* _Task description_: Without the pictures, output all of the data exactly.

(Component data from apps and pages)
"""

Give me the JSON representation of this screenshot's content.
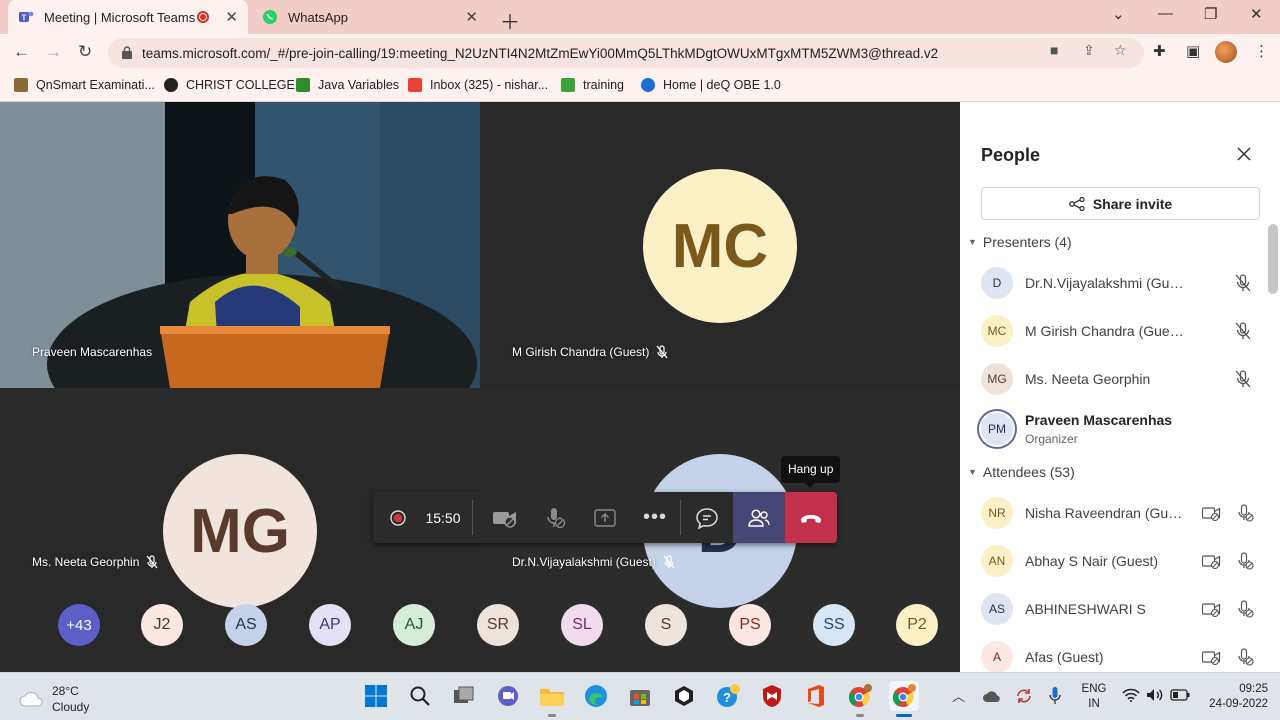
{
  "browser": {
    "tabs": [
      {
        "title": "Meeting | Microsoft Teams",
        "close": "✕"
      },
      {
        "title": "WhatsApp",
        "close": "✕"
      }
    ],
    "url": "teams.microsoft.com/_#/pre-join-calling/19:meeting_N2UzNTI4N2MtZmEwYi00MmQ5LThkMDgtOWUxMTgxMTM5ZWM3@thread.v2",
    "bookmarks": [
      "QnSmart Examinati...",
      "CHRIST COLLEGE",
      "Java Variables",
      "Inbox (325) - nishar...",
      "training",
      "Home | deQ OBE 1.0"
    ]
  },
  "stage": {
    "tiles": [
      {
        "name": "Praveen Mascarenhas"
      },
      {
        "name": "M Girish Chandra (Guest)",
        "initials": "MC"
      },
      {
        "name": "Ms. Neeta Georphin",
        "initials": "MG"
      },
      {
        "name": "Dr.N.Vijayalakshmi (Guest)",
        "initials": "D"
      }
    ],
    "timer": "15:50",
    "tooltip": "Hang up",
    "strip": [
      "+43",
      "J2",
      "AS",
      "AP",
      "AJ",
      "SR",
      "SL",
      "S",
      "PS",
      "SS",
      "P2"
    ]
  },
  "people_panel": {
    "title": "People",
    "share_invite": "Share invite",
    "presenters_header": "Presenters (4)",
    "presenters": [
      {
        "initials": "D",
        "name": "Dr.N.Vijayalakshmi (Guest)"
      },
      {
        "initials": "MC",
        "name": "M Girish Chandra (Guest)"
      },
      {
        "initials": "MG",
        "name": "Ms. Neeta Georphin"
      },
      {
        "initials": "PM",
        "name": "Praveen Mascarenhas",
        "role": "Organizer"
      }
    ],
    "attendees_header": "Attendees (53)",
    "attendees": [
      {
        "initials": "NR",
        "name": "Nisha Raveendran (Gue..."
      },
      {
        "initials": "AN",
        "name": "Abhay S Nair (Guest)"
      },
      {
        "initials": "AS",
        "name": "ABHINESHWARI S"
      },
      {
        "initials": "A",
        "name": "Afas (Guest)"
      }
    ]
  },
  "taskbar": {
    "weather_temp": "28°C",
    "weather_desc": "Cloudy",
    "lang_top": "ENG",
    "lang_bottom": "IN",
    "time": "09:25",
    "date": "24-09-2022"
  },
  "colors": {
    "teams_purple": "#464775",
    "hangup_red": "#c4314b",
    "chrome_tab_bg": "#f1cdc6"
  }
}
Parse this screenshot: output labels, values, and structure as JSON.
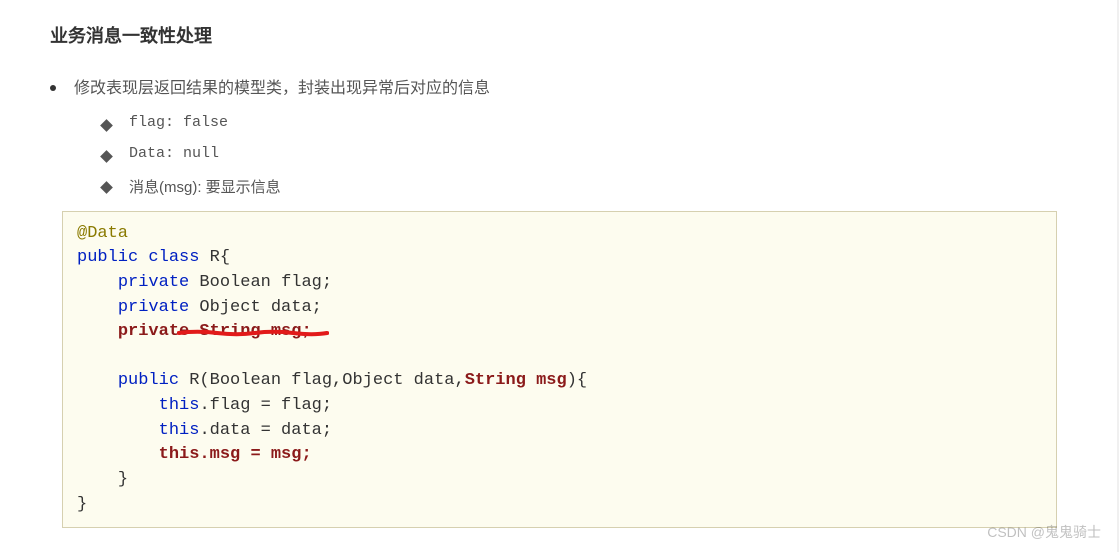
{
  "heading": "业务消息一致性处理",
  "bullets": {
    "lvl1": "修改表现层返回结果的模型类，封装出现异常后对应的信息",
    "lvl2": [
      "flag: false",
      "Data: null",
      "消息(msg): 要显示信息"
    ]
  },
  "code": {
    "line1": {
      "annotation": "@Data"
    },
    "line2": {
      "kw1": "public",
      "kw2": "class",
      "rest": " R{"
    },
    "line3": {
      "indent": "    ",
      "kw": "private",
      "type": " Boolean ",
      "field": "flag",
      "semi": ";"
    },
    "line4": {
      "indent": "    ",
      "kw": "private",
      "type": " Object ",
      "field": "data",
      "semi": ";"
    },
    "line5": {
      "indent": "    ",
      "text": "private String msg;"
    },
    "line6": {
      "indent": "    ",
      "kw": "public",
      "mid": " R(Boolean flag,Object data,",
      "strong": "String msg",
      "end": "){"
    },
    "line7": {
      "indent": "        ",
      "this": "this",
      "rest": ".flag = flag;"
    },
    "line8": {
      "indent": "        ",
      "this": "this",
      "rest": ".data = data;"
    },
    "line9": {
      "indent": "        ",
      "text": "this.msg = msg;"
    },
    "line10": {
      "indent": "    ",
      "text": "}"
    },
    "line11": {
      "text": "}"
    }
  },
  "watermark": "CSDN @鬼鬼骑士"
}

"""

* _Output for this exercise_:
Give me the JSON representation of this screenshot's content.
{
  "browser": {
    "tabs": [
      {
        "title": "Meeting | Microsoft Teams",
        "close": "✕"
      },
      {
        "title": "WhatsApp",
        "close": "✕"
      }
    ],
    "url": "teams.microsoft.com/_#/pre-join-calling/19:meeting_N2UzNTI4N2MtZmEwYi00MmQ5LThkMDgtOWUxMTgxMTM5ZWM3@thread.v2",
    "bookmarks": [
      "QnSmart Examinati...",
      "CHRIST COLLEGE",
      "Java Variables",
      "Inbox (325) - nishar...",
      "training",
      "Home | deQ OBE 1.0"
    ]
  },
  "stage": {
    "tiles": [
      {
        "name": "Praveen Mascarenhas"
      },
      {
        "name": "M Girish Chandra (Guest)",
        "initials": "MC"
      },
      {
        "name": "Ms. Neeta Georphin",
        "initials": "MG"
      },
      {
        "name": "Dr.N.Vijayalakshmi (Guest)",
        "initials": "D"
      }
    ],
    "timer": "15:50",
    "tooltip": "Hang up",
    "strip": [
      "+43",
      "J2",
      "AS",
      "AP",
      "AJ",
      "SR",
      "SL",
      "S",
      "PS",
      "SS",
      "P2"
    ]
  },
  "people_panel": {
    "title": "People",
    "share_invite": "Share invite",
    "presenters_header": "Presenters (4)",
    "presenters": [
      {
        "initials": "D",
        "name": "Dr.N.Vijayalakshmi (Guest)"
      },
      {
        "initials": "MC",
        "name": "M Girish Chandra (Guest)"
      },
      {
        "initials": "MG",
        "name": "Ms. Neeta Georphin"
      },
      {
        "initials": "PM",
        "name": "Praveen Mascarenhas",
        "role": "Organizer"
      }
    ],
    "attendees_header": "Attendees (53)",
    "attendees": [
      {
        "initials": "NR",
        "name": "Nisha Raveendran (Gue..."
      },
      {
        "initials": "AN",
        "name": "Abhay S Nair (Guest)"
      },
      {
        "initials": "AS",
        "name": "ABHINESHWARI S"
      },
      {
        "initials": "A",
        "name": "Afas (Guest)"
      }
    ]
  },
  "taskbar": {
    "weather_temp": "28°C",
    "weather_desc": "Cloudy",
    "lang_top": "ENG",
    "lang_bottom": "IN",
    "time": "09:25",
    "date": "24-09-2022"
  },
  "colors": {
    "teams_purple": "#464775",
    "hangup_red": "#c4314b",
    "chrome_tab_bg": "#f1cdc6"
  }
}
Parse this screenshot: output labels, values, and structure as JSON.
{
  "heading": "业务消息一致性处理",
  "bullets": {
    "lvl1": "修改表现层返回结果的模型类，封装出现异常后对应的信息",
    "lvl2": [
      "flag: false",
      "Data: null",
      "消息(msg): 要显示信息"
    ]
  },
  "code": {
    "line1": {
      "annotation": "@Data"
    },
    "line2": {
      "kw1": "public",
      "kw2": "class",
      "rest": " R{"
    },
    "line3": {
      "indent": "    ",
      "kw": "private",
      "type": " Boolean ",
      "field": "flag",
      "semi": ";"
    },
    "line4": {
      "indent": "    ",
      "kw": "private",
      "type": " Object ",
      "field": "data",
      "semi": ";"
    },
    "line5": {
      "indent": "    ",
      "text": "private String msg;"
    },
    "line6": {
      "indent": "    ",
      "kw": "public",
      "mid": " R(Boolean flag,Object data,",
      "strong": "String msg",
      "end": "){"
    },
    "line7": {
      "indent": "        ",
      "this": "this",
      "rest": ".flag = flag;"
    },
    "line8": {
      "indent": "        ",
      "this": "this",
      "rest": ".data = data;"
    },
    "line9": {
      "indent": "        ",
      "text": "this.msg = msg;"
    },
    "line10": {
      "indent": "    ",
      "text": "}"
    },
    "line11": {
      "text": "}"
    }
  },
  "watermark": "CSDN @鬼鬼骑士"
}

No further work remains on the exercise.